NEW YORK — Mitt Romney is organizing a phone bank fundraiser in Las Vegas next month. Tim Pawlenty is holding regular "friendraising" meetings in big-money California and elsewhere. Haley Barbour hunkers down soon with finance operatives in cash-rich New York and other lucrative places.
Republican presidential hopefuls are in the midst of a fundraising frenzy as they seek to raise mounds of campaign cash and assemble influential donor networks. With the 2012 campaign starting several months later than it did four years ago, the contenders are under intense pressure to demonstrate their ability to bring in the dough before the slower summer season begins.
"Money is hardly the only indication of a candidate's potential, but it's an important indication," said Lew Eisenberg, a top Romney fundraiser who was finance chairman for Arizona Sen. John McCain, the party's 2008 nominee.
For now, the field is eschewing wall-to-wall public appearances with campaign speeches and interaction with voters.
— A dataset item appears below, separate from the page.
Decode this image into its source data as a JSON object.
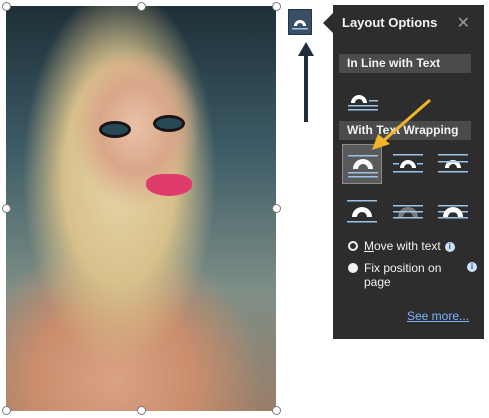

Instead, they're scurrying between private meetings and dialing phone lists to persuade donors to come aboard in hopes of meeting closely kept fundraising goals for the three-month period that ends June 30.
They're trying to prove that they are savvy money collectors and ready to challenge President Barack Obama, a record-breaking fundraiser who could raise as much as $1 billion. They also need to raise enough money to pay for full-fledged campaigns in early voting states such as Iowa, New Hampshire, Nevada and South Carolina.
Beyond that, each contender has other objectives:
—Romney, the multimillionaire former Massachusetts governor, raised $63 million and kicked in $44 million of his own money before dropping out of the primary race in 2008. He's hoping to use his fundraising prowess to lay down a marker that he's the candidate to beat in a field that lacks a true front-runner.
—Barbour, Mississippi's governor, an ex-lobbyist and a former Republican National Committee chairman, and former House Speaker Newt Gingrich, who has an enormous e-mail list through his American Solutions organization, are trying to show they can move swiftly to mobilize their existing network of backers.
—Pawlenty, the former Minnesota governor and a newcomer to national politics, simply is trying to demonstrate that he can compete in their league.
—The same could be said for Minnesota Rep. Michele Bachmann and former Pennsylvania Sen. Rick Santorum. She's a proven fundraiser as a House candidate and is a favorite among tea party backers but hasn't run nationally. Santorum isn't well known around the country and hasn't held office since losing his seat in 2006.
None will disclose his or her fundraising goals. Doing so would raise expectations that they may not be able to meet.
Of those who have taken initial steps toward formal campaigns, Romney arguably has moved the quickest. He's secured pledges from top supporters to raise as much as $25,000 apiece. He's been meeting potential donors individually and in small groups, leading up to a major "phone day" event May 16. That's when he and his supporters plan to gather in Las Vegas to raise money and recruit new contributors. After that, aides say Romney will launch a heavy schedule of fundraising events.
"He's working. He's moving every day, investing the time," Eisenberg said.
Pawlenty has been introducing himself to the Republican finance crowd at meetings that his aides describe as "friendraisers." Some big supporters of both McCain and former President George W. Bush have agreed to join Pawlenty's team. His aides say he's made inroads in Texas, fertile fundraising territory, and several veterans of past GOP presidential campaigns are hosting an event for him in Dallas on May 10.
"He's not in the front-runner position, so he'll have to make a lot more friends before raising money," said Phil Handy, a former Bush and McCain fundraiser in Florida now helping Pawlenty. "We have some ground to make up, but we feel good about it."1 comment on this story
Barbour, who's expected to join the field as early as this coming week, has met with potential donors while traveling to early voting states. He has an extensive fundraising network from his political and lobbying careers but aides are playing down what he will raise in the April-June period. They say it will take some time for those contacts to bear fruit for Barbour.
Several potential contenders probably will be able to sidestep the scrutiny that will come when the three-month totals are reported in mid-July.
Former Utah Gov. Jon Huntsman won't return from China, where he is serving as U.S. ambassador, until the end of this month. He has been legally barred from making any significant campaign moves until then. He's expected to disclose in the coming weeks whether he will run. Expectations are high that he will. His personal wealth and links to the moneyed Mormon community could help his fundraising; his work in the Obama administration could hurt.
Former Arkansas Gov. Mike Huckabee, who won the 2008 Iowa caucuses but little else, and former Alaska Gov. Sarah Palin, the 2008 GOP vice presidential nominee, are well-known national figures. Because of that, they may have an easier time raising cash than others if they decide to get in the race. Donald Trump, the real estate developer and reality show host, has said he will announce his plans in June.